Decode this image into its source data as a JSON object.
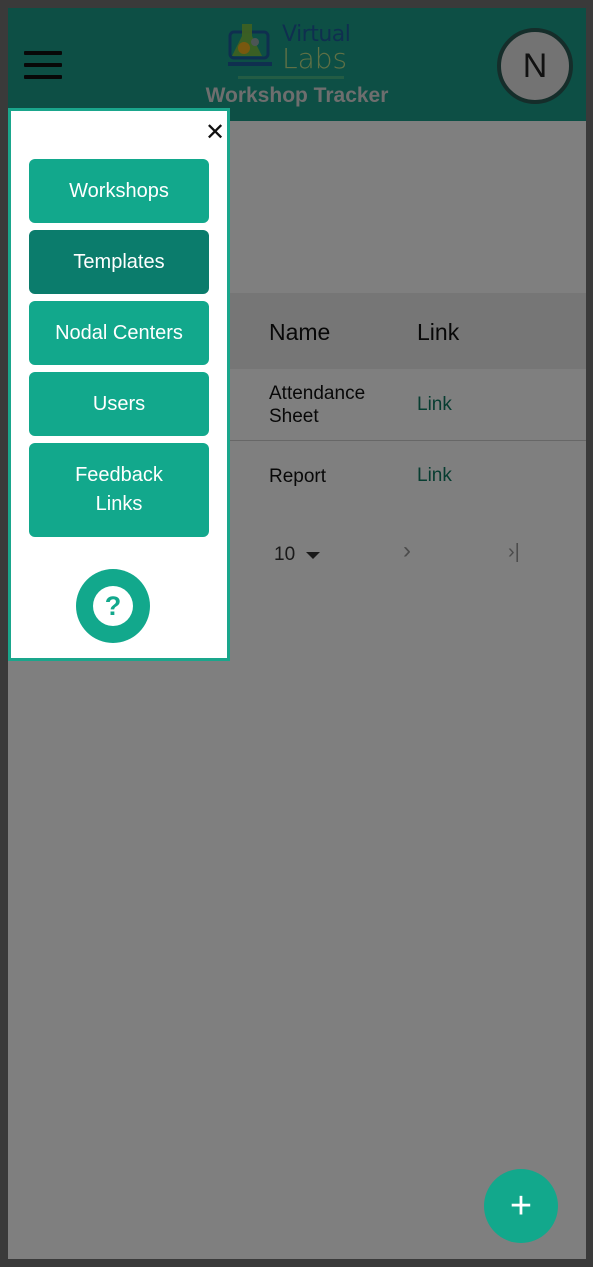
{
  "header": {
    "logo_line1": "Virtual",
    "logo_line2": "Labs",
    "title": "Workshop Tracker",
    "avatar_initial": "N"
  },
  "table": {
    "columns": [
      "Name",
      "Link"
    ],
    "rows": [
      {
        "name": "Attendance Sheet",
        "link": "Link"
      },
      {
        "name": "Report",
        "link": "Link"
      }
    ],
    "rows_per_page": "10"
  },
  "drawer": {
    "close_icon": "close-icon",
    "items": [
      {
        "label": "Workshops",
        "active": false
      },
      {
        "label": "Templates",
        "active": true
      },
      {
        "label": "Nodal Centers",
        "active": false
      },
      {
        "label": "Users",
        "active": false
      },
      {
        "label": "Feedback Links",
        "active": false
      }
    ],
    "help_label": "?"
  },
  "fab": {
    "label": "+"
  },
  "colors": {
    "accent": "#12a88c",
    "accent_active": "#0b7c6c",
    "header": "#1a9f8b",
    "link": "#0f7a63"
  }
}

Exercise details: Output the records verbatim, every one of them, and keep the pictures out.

Task solution:
Decode this image into its source data as a JSON object.
{
  "header": {
    "logo_line1": "Virtual",
    "logo_line2": "Labs",
    "title": "Workshop Tracker",
    "avatar_initial": "N"
  },
  "table": {
    "columns": [
      "Name",
      "Link"
    ],
    "rows": [
      {
        "name": "Attendance Sheet",
        "link": "Link"
      },
      {
        "name": "Report",
        "link": "Link"
      }
    ],
    "rows_per_page": "10"
  },
  "drawer": {
    "close_icon": "close-icon",
    "items": [
      {
        "label": "Workshops",
        "active": false
      },
      {
        "label": "Templates",
        "active": true
      },
      {
        "label": "Nodal Centers",
        "active": false
      },
      {
        "label": "Users",
        "active": false
      },
      {
        "label": "Feedback Links",
        "active": false
      }
    ],
    "help_label": "?"
  },
  "fab": {
    "label": "+"
  },
  "colors": {
    "accent": "#12a88c",
    "accent_active": "#0b7c6c",
    "header": "#1a9f8b",
    "link": "#0f7a63"
  }
}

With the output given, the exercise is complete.